This anthem too is problematic, since it did not in exist in 1812, there being no official Russian anthem until 1815.

The Church it was written for was intentionally blown up

The Church of Christ the Saviour had a tragically short existence. The Russian Revolution of 1917 led to an anti-religious campaign that included the destruction of a great number of church buildings, including Christ the Saviour, which was demolished in 1931.
The demolition of the Church of Christ the Saviour in 1931 [Source: Wikipedia]

Following the collapse of communism the building was reconstructed on the same site in the 1990s.

A money-spinning triumph

Tchaikovsky was dismissive of the work, calling it ‘.. very loud and noisy, but [without] artistic merit, because I wrote it without warmth and without love.’ Despite this, or perhaps because of it, it was the biggest money-spinner for the Tchaikovsky estate, since it has always been the most performed and recorded of his works.

It has been frequently parodied, adapted and reused.
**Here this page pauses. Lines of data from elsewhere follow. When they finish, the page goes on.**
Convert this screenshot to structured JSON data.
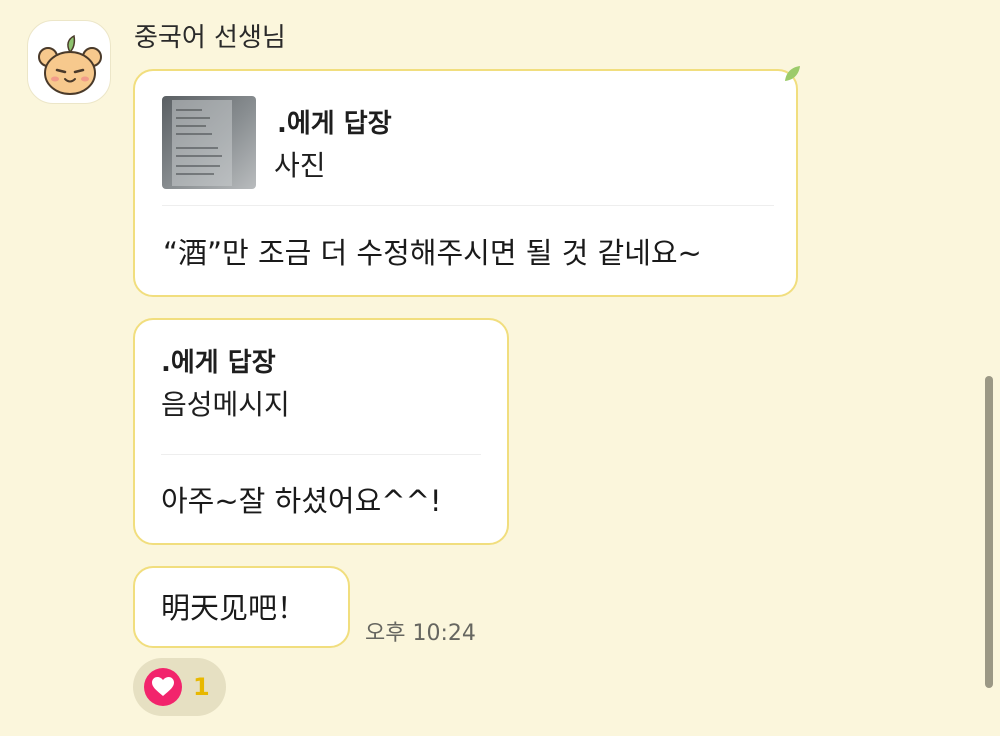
{
  "sender": {
    "name": "중국어 선생님",
    "avatar_icon": "bear-face-icon"
  },
  "messages": [
    {
      "reply_to": ".에게 답장",
      "reply_type": "사진",
      "text": "“酒”만 조금 더 수정해주시면 될 것 같네요~"
    },
    {
      "reply_to": ".에게 답장",
      "reply_type": "음성메시지",
      "text": "아주~잘 하셨어요^^!"
    },
    {
      "text": "明天见吧！",
      "time": "오후 10:24"
    }
  ],
  "reaction": {
    "icon": "heart-icon",
    "count": "1"
  },
  "colors": {
    "background": "#FBF6DC",
    "bubble_border": "#F1DE7E",
    "reaction_heart": "#F2246C",
    "reaction_count": "#E8B800"
  }
}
The work has been widely used in popular culture, in movies such as 'V for Vendetta', 'Night of Fear' and 'Sonic the Hedgehog 2', as entrance music for professional wrestler Claudio Castagnoli, on TV in an episode of British drama Agatha Christie’s Poirot and in many other contexts. It was also been adapted in to a choral version by the Swingle Singers in 1989 and into a rock version by The Invincible Czars in 2012.

It’s bombast has also made it the subject of criticism, with some considering the final section tastelessly excessive, and political controversy, with many orchestras withdrawing performances of it in the wake of the 2022 invasion of Ukraine.

Others have chosen to parody the work, including Malcom Arnold in his ‘A Grand, Grand Overture,’ which includes parts for 4 rifles, three Hoover vacuum cleaners and an electric floor polisher…

…and P.D.Q Bach (aka Peter Schickele) in his 1712 Overture…